Material for this exercise
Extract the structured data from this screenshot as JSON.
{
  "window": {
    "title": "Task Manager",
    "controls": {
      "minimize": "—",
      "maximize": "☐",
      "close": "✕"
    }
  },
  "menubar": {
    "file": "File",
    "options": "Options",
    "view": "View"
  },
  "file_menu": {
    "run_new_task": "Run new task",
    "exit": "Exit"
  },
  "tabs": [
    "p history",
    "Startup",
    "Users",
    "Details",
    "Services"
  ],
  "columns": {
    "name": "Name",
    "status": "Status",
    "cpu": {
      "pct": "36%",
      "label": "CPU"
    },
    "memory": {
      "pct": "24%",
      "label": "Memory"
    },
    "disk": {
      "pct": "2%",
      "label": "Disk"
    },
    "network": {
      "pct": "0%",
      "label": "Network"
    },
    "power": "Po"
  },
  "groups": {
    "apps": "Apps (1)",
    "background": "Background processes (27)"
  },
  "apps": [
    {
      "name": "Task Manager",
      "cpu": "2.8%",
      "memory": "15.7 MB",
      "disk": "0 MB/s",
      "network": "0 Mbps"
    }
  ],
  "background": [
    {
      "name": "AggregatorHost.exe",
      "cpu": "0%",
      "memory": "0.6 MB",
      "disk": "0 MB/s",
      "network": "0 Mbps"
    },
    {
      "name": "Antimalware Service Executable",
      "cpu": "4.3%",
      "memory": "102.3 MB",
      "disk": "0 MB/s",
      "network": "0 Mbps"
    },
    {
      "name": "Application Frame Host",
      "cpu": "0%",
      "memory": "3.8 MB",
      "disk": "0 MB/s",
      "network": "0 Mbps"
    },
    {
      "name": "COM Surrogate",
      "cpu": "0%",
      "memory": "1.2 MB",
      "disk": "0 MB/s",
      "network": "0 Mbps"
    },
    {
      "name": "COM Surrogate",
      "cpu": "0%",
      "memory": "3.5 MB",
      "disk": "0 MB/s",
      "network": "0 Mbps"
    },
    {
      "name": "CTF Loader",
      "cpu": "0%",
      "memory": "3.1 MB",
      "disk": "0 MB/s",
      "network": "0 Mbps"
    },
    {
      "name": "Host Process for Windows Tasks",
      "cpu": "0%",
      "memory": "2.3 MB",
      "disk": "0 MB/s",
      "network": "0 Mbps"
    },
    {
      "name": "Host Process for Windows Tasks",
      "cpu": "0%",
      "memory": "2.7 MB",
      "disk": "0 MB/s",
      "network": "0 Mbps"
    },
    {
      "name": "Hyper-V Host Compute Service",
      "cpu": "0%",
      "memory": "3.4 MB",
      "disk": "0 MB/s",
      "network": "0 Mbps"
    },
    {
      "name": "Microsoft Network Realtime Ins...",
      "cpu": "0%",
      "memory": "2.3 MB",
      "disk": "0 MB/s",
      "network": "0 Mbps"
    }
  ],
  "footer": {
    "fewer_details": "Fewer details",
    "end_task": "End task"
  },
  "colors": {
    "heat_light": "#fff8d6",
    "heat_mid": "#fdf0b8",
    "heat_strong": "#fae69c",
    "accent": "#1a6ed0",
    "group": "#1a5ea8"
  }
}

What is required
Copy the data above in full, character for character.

Completed exercise
Extract the structured data from this screenshot as JSON.
{
  "window": {
    "title": "Task Manager",
    "controls": {
      "minimize": "—",
      "maximize": "☐",
      "close": "✕"
    }
  },
  "menubar": {
    "file": "File",
    "options": "Options",
    "view": "View"
  },
  "file_menu": {
    "run_new_task": "Run new task",
    "exit": "Exit"
  },
  "tabs": [
    "p history",
    "Startup",
    "Users",
    "Details",
    "Services"
  ],
  "columns": {
    "name": "Name",
    "status": "Status",
    "cpu": {
      "pct": "36%",
      "label": "CPU"
    },
    "memory": {
      "pct": "24%",
      "label": "Memory"
    },
    "disk": {
      "pct": "2%",
      "label": "Disk"
    },
    "network": {
      "pct": "0%",
      "label": "Network"
    },
    "power": "Po"
  },
  "groups": {
    "apps": "Apps (1)",
    "background": "Background processes (27)"
  },
  "apps": [
    {
      "name": "Task Manager",
      "cpu": "2.8%",
      "memory": "15.7 MB",
      "disk": "0 MB/s",
      "network": "0 Mbps"
    }
  ],
  "background": [
    {
      "name": "AggregatorHost.exe",
      "cpu": "0%",
      "memory": "0.6 MB",
      "disk": "0 MB/s",
      "network": "0 Mbps"
    },
    {
      "name": "Antimalware Service Executable",
      "cpu": "4.3%",
      "memory": "102.3 MB",
      "disk": "0 MB/s",
      "network": "0 Mbps"
    },
    {
      "name": "Application Frame Host",
      "cpu": "0%",
      "memory": "3.8 MB",
      "disk": "0 MB/s",
      "network": "0 Mbps"
    },
    {
      "name": "COM Surrogate",
      "cpu": "0%",
      "memory": "1.2 MB",
      "disk": "0 MB/s",
      "network": "0 Mbps"
    },
    {
      "name": "COM Surrogate",
      "cpu": "0%",
      "memory": "3.5 MB",
      "disk": "0 MB/s",
      "network": "0 Mbps"
    },
    {
      "name": "CTF Loader",
      "cpu": "0%",
      "memory": "3.1 MB",
      "disk": "0 MB/s",
      "network": "0 Mbps"
    },
    {
      "name": "Host Process for Windows Tasks",
      "cpu": "0%",
      "memory": "2.3 MB",
      "disk": "0 MB/s",
      "network": "0 Mbps"
    },
    {
      "name": "Host Process for Windows Tasks",
      "cpu": "0%",
      "memory": "2.7 MB",
      "disk": "0 MB/s",
      "network": "0 Mbps"
    },
    {
      "name": "Hyper-V Host Compute Service",
      "cpu": "0%",
      "memory": "3.4 MB",
      "disk": "0 MB/s",
      "network": "0 Mbps"
    },
    {
      "name": "Microsoft Network Realtime Ins...",
      "cpu": "0%",
      "memory": "2.3 MB",
      "disk": "0 MB/s",
      "network": "0 Mbps"
    }
  ],
  "footer": {
    "fewer_details": "Fewer details",
    "end_task": "End task"
  },
  "colors": {
    "heat_light": "#fff8d6",
    "heat_mid": "#fdf0b8",
    "heat_strong": "#fae69c",
    "accent": "#1a6ed0",
    "group": "#1a5ea8"
  }
}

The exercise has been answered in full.